1. GET HEALTHY:
- As the game of baseball has evolved a major point of emphasis for all pitching coaches has been how to increase velocity. Yet, as professionals, we should never focus on throwing harder if the athlete presents with pain or maladaptive movements.
- Regardless of how familiar the coach is with the athlete, the first step towards any productive program should be a thorough movement assessment. This assessment must have the central focus of being investigatory and preparatory for the athletes future training applications.
- Assess for:
- Current injury state
- Proper movement patterns (especially for shoulders, hips and ankles)
- For adequate force production and force absorption capabilities
- i.e. strength & stability
- Pitching mechanics (video)
2. ENGRAIN MECHANICS: (through the use of medicine ball drills)
- Through the lens of empirical research, the coaching staff at AW is currently evaluating how the utilization of specific medicine ball drills can improve mechanics and throwing velocity.
- The goal of this research is to suggest that a pitcher may not have to endure stressful off-season throwing programs to improve both mechanics and throwing velocity.
3. JUMP > 200 TIMES A WEEK:
- The angular separation between the throwing shoulder and drive leg hip has been touted as providing up to 80% of the energy demand needed for effectively throwing a baseball. Research has found that in order to increase this angular separation and aid in its energy transfer the pitcher must produce a significant amount of ground force through the drive leg and the landing leg at different points throughout the pitching sequence.
- Jumping, especially unilateral in the horizontal and transverse planes, has very similar applicational elements to the actions exhibited in a pitch. We have found that once we can get our athletes to the point of jumping over 200x a week their power outputs (tested on a Keiser machine) has drastically improved…so has velocity!
4. LIFT HEAVY THINGS OFTEN:
- Force production is at the core of athletic performance! Strength and conditioning principles are now well received by any serious athlete and/or coach and should be appropriately applied.
5. HANG FROM A BAR:
- Often scapula kinematics, serratus anterior, lat and the all elusive lower trap strength are brought into the conversation when discussing the proper strength and functionality of a pitcher’s throwing arm. When discussing how to enhance/strengthen these areas many of the exercises that come with the greatest applicable impact happen up on a pull-up bar.
- Chin/pull-up variations (eccentric, weighted, etc.)
- Kipping motion (no pull-up, knees-to-elbow)
- Front lever variations
- Inverted row variations
6. BECOME MORE ATHLETIC
- For far too long it has been established that pitchers didn’t need to be athletes; they just needed to know how to throw the ball. Thankfully this antiquated mindset is dying and dying fast as we see the emergence of physical specimens in our highest level of play.
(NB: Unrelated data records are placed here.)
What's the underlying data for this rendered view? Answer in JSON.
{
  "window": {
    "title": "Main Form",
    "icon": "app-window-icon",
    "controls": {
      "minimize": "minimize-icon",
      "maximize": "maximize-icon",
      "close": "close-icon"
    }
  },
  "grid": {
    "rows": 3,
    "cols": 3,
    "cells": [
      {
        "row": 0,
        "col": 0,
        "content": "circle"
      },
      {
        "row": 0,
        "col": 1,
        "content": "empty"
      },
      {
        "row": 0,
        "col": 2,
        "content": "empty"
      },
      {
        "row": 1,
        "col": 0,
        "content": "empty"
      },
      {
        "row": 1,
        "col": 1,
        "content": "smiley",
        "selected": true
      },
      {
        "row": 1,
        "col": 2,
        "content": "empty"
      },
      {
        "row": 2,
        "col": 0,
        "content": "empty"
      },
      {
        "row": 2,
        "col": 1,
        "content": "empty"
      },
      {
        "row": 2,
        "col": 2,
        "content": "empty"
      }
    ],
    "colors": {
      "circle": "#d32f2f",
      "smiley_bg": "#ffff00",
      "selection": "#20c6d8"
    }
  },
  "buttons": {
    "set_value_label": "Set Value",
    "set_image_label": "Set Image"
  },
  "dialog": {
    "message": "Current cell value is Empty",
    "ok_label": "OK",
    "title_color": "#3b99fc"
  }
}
- An athletes ability to generate force is either compounded or limited by their ability to effectively transfer this force/energy. Pitching is about kinematic sequencing, the accuracy of neuro-firing, and the resulting power output. Being a better athlete (i.e. performing movements like change of direction, power cleans, bounds, etc.) will only aid in the quality and quantity of improvement in a pitcher.
7. NEVER RUN LONG DISTANCE
- Long distance running is counterproductive to any athlete interested in improving power production, which as we learned earlier is a primary concern of every pitcher.
- The energy demands, muscular requirements and power capacity of long-distance runners only replicate long distance runners, not most other athletes. Just because the game is long does not mean the athlete needs mindless aerobic endurance to be able to withstand the duration. The athlete needs to be able to produce an incredible amount of force approximately 100 – 120 times over the course of the game with short duration breaks in between each bought. With approximately 12 seconds of rest between each pitch and no more than 2 seconds of work time that’s a 1:6 work to rest ratio with about 4 full minutes of work time.
- Sprint & sprint often!